One of the things that I greatly value that my parents taught me is a love for history. My Dad never took us vacationing to amusement parks. Instead, we always went to historical places such as Greenfield Village in Dearborn, Michigan, or Fort Necessity in Pennsylvania. As we toured historical places, my Mom would tell us to imagine living as those people did: “Imagine having to cook your meals over a fire like this,” she’d say. “Imagine having to shear sheep, spin the wool into yarn, weave it into cloth, and then sew your clothes. Imagine reading by candlelight. Imagine traveling across the plains in a covered wagon. Imagine living during the days of the Revolutionary or Civil Wars.” Imagine, imagine, imagine. My parents taught me that history isn’t just a bunch of facts to be memorized for a school test. History is actually about the stories of people who lived through it.

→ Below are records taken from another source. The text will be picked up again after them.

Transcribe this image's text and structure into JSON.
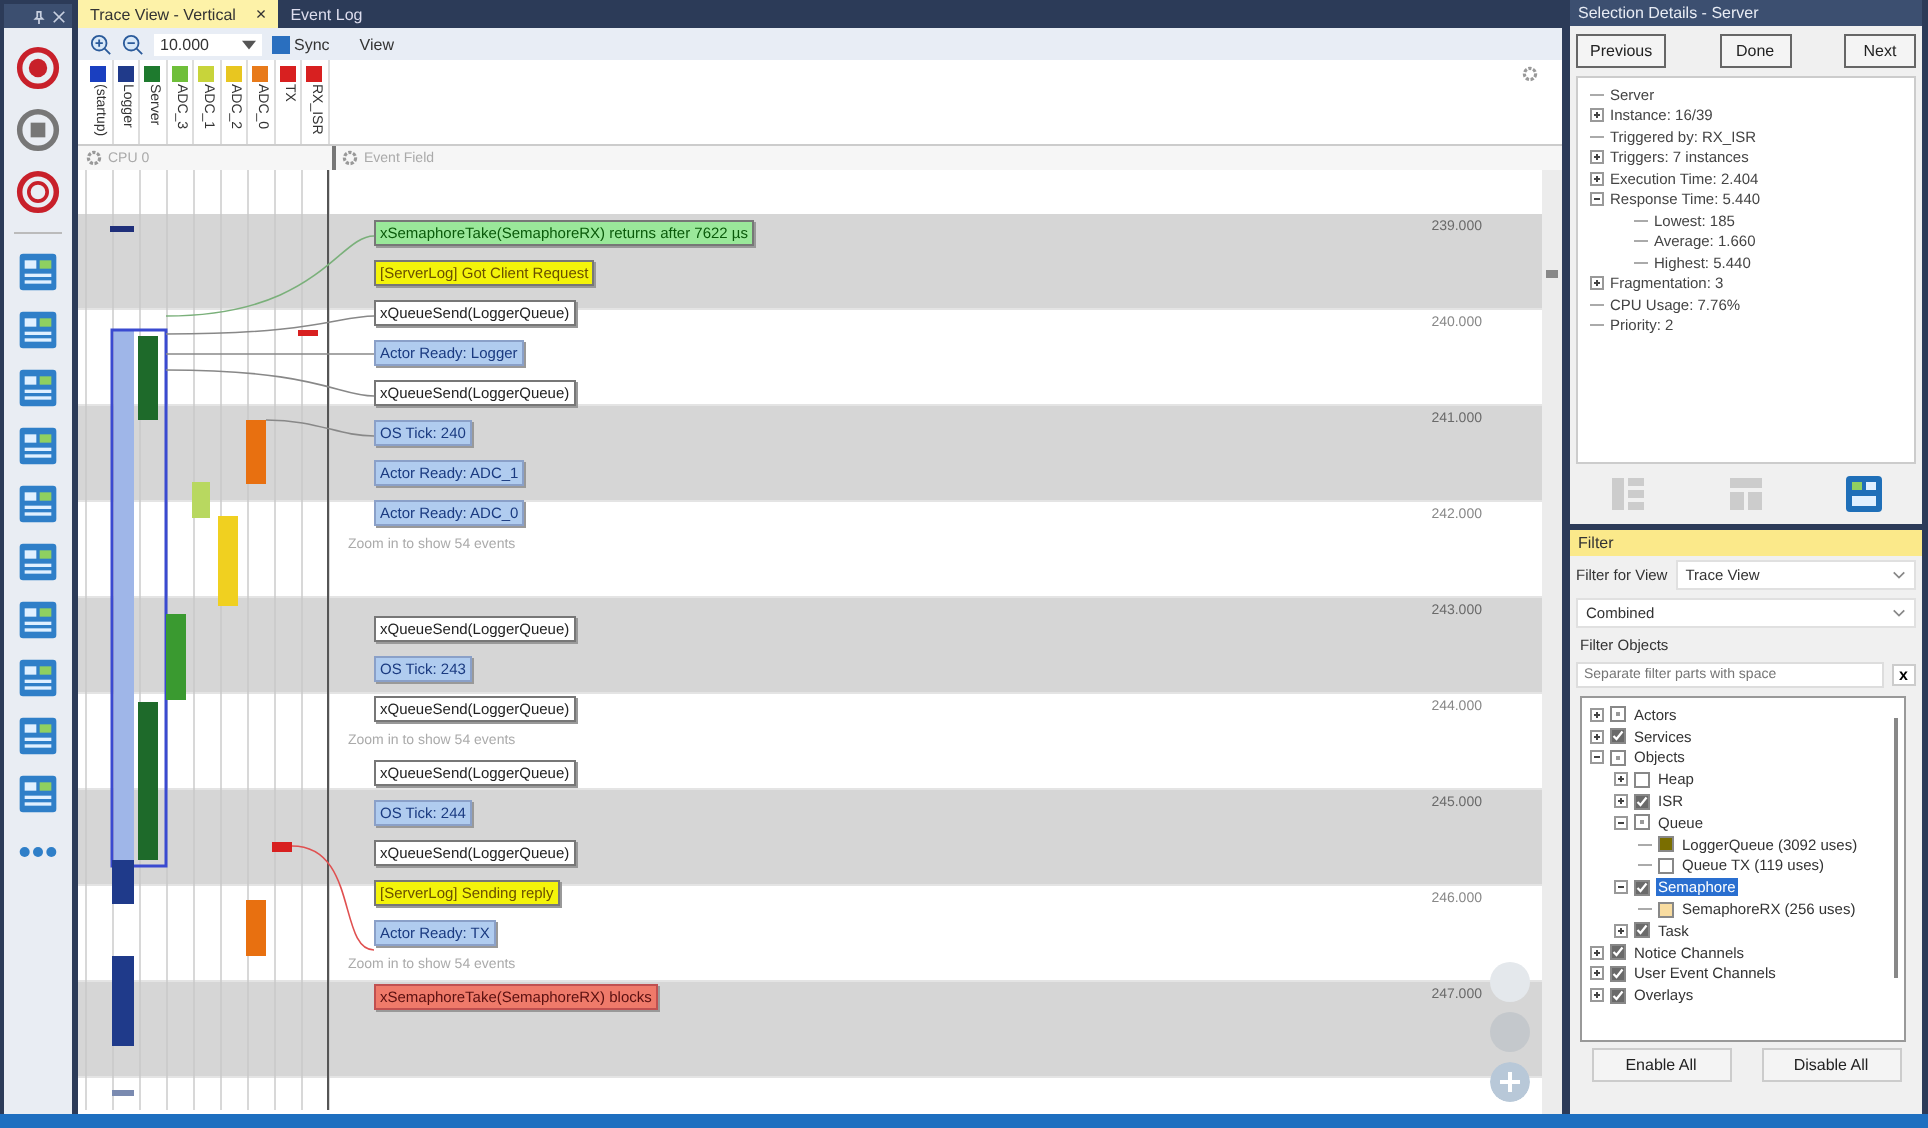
{
  "trace": {
    "tabs": [
      {
        "label": "Trace View - Vertical",
        "selected": true,
        "close": "×"
      },
      {
        "label": "Event Log",
        "selected": false
      }
    ],
    "zoom_value": "10.000",
    "sync_label": "Sync",
    "view_menu": "View",
    "actors": [
      {
        "name": "(startup)",
        "color": "#1a3fc0"
      },
      {
        "name": "Logger",
        "color": "#203a8a"
      },
      {
        "name": "Server",
        "color": "#1e7a2e"
      },
      {
        "name": "ADC_3",
        "color": "#6fbf3a"
      },
      {
        "name": "ADC_1",
        "color": "#c8d43a"
      },
      {
        "name": "ADC_2",
        "color": "#e8c620"
      },
      {
        "name": "ADC_0",
        "color": "#e87a1a"
      },
      {
        "name": "TX",
        "color": "#d82020"
      },
      {
        "name": "RX_ISR",
        "color": "#d82020"
      }
    ],
    "cpu_header": "CPU 0",
    "event_header": "Event Field",
    "time_marks": [
      "239.000",
      "240.000",
      "241.000",
      "242.000",
      "243.000",
      "244.000",
      "245.000",
      "246.000",
      "247.000"
    ],
    "event_groups": [
      {
        "items": [
          {
            "kind": "return",
            "text": "xSemaphoreTake(SemaphoreRX) returns after 7622 µs"
          },
          {
            "kind": "user",
            "text": "[ServerLog] Got Client Request"
          },
          {
            "kind": "service",
            "text": "xQueueSend(LoggerQueue)"
          },
          {
            "kind": "actor",
            "text": "Actor Ready: Logger"
          },
          {
            "kind": "service",
            "text": "xQueueSend(LoggerQueue)"
          },
          {
            "kind": "actor",
            "text": "OS Tick: 240"
          },
          {
            "kind": "actor",
            "text": "Actor Ready: ADC_1"
          },
          {
            "kind": "actor",
            "text": "Actor Ready: ADC_0"
          },
          {
            "kind": "note",
            "text": "Zoom in to show 54 events"
          }
        ]
      },
      {
        "items": [
          {
            "kind": "service",
            "text": "xQueueSend(LoggerQueue)"
          },
          {
            "kind": "actor",
            "text": "OS Tick: 243"
          },
          {
            "kind": "service",
            "text": "xQueueSend(LoggerQueue)"
          },
          {
            "kind": "note",
            "text": "Zoom in to show 54 events"
          },
          {
            "kind": "service",
            "text": "xQueueSend(LoggerQueue)"
          },
          {
            "kind": "actor",
            "text": "OS Tick: 244"
          },
          {
            "kind": "service",
            "text": "xQueueSend(LoggerQueue)"
          },
          {
            "kind": "user",
            "text": "[ServerLog] Sending reply"
          },
          {
            "kind": "actor",
            "text": "Actor Ready: TX"
          },
          {
            "kind": "note",
            "text": "Zoom in to show 54 events"
          },
          {
            "kind": "block",
            "text": "xSemaphoreTake(SemaphoreRX) blocks"
          }
        ]
      }
    ]
  },
  "selection_details": {
    "title": "Selection Details - Server",
    "buttons": [
      "Previous",
      "Done",
      "Next"
    ],
    "tree": [
      {
        "text": "Server"
      },
      {
        "text": "Instance: 16/39",
        "expanded": false
      },
      {
        "text": "Triggered by: RX_ISR"
      },
      {
        "text": "Triggers: 7 instances",
        "expanded": false
      },
      {
        "text": "Execution Time: 2.404",
        "expanded": false
      },
      {
        "text": "Response Time: 5.440",
        "expanded": true,
        "children": [
          {
            "text": "Lowest: 185"
          },
          {
            "text": "Average: 1.660"
          },
          {
            "text": "Highest: 5.440"
          }
        ]
      },
      {
        "text": "Fragmentation: 3",
        "expanded": false
      },
      {
        "text": "CPU Usage: 7.76%"
      },
      {
        "text": "Priority: 2"
      }
    ]
  },
  "filter": {
    "title": "Filter",
    "view_label": "Filter for View",
    "view_value": "Trace View",
    "mode_value": "Combined",
    "objects_label": "Filter Objects",
    "search": {
      "placeholder": "Separate filter parts with space"
    },
    "clear": "x",
    "tree": [
      {
        "text": "Actors",
        "expanded": false,
        "partial": true,
        "selected": false
      },
      {
        "text": "Services",
        "expanded": false,
        "checked": true,
        "partial": false,
        "selected": false
      },
      {
        "text": "Objects",
        "expanded": true,
        "partial": true,
        "selected": false,
        "children": [
          {
            "text": "Heap",
            "expanded": false,
            "checked": false,
            "partial": false,
            "selected": false
          },
          {
            "text": "ISR",
            "expanded": false,
            "checked": true,
            "partial": false,
            "selected": false
          },
          {
            "text": "Queue",
            "expanded": true,
            "partial": true,
            "selected": false,
            "children": [
              {
                "text": "LoggerQueue (3092 uses)",
                "color": "#7a6e00",
                "selected": false
              },
              {
                "text": "Queue TX (119 uses)",
                "color": "#ffffff",
                "selected": false
              }
            ]
          },
          {
            "text": "Semaphore",
            "expanded": true,
            "checked": true,
            "partial": false,
            "selected": true,
            "children": [
              {
                "text": "SemaphoreRX (256 uses)",
                "color": "#f8dca0",
                "selected": false
              }
            ]
          },
          {
            "text": "Task",
            "expanded": false,
            "checked": true,
            "partial": false,
            "selected": false
          }
        ]
      },
      {
        "text": "Notice Channels",
        "expanded": false,
        "checked": true,
        "partial": false,
        "selected": false
      },
      {
        "text": "User Event Channels",
        "expanded": false,
        "checked": true,
        "partial": false,
        "selected": false
      },
      {
        "text": "Overlays",
        "expanded": false,
        "checked": true,
        "partial": false,
        "selected": false
      }
    ],
    "buttons": [
      "Enable All",
      "Disable All"
    ]
  }
}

My parents didn’t just teach me about the past. They also taught me that today’s current events are tomorrow’s history. Every day we are living history. I remember watching the TV broadcast of President Nixon’s resignation in 1974. I thought it was boring, but my Mom insisted we sit and watch it because “This is history.” I am glad she did that because I can now look back and say, “I watched Nixon resign.”
Through the years, I have been aware that I am living through events that will become history. I have lived through big events such as Nixon’s resignation, the first moon landing, the Challenger explosion, President Reagan getting shot (I saved a newspaper from that day), 9/11, and fears over Y2K.
I have also lived through small personal events: I remember that our neighbor had the first color TV in our neighborhood. She invited us over and we all watched Lassie Come Home in color for the first time! I woke up at my neighbor’s house the next morning because I fell asleep watching the TV.
I remember that my Dad had the first home computer of anyone I knew. He couldn’t just download a new program, he had to type in pages and pages of code from a magazine. One typo would cause the program to not run correctly. We spent hours trying to find that one little mistake. My Dad also ran a “bulletin board,” which was a precursor to websites. In order to access a computer bulletin board, a person put the handset of their phone into a “modem” and called our phone number. We had only one phone line so we could either have the bulletin board running OR make/receive personal calls–not both.
I remember the first game system we had, which was called a Magnavox Odyssey. It was so simple that each game came with a plastic overlay to put on the TV screen. To play Pong we’d put a tennis court overlay on the TV, and we had a haunted house overlay which I think was used for Pac Man.
I remember how crazy people got about Cabbage Patch Dolls. JJ laughed at me a few years ago when I got up early to watch the wedding of Prince William and Kate Middleton. I told him that I was watching it because “This is history.”
The Covid-19 virus is history in the making. It’s not just that “in 2020 the world experienced a pandemic.” It’s about the stories of people who are currently living through it. It is part of history that the quarantined Italians are singing from their balconies to lift their spirits and a wedding was celebrated from balconies in Israel. I’m very interested in hearing my friends’ stories of what they are experiencing in their part of the country or world because it’s part of history. My stories of how EJ and I are experiencing it and YOUR stories are also part of history. If you can, write your stories down because all of our stories will become part of the historical record of this event. Someday people may be as interested in reading our stories as they are in reading the stories of Laura Ingalls Wilder.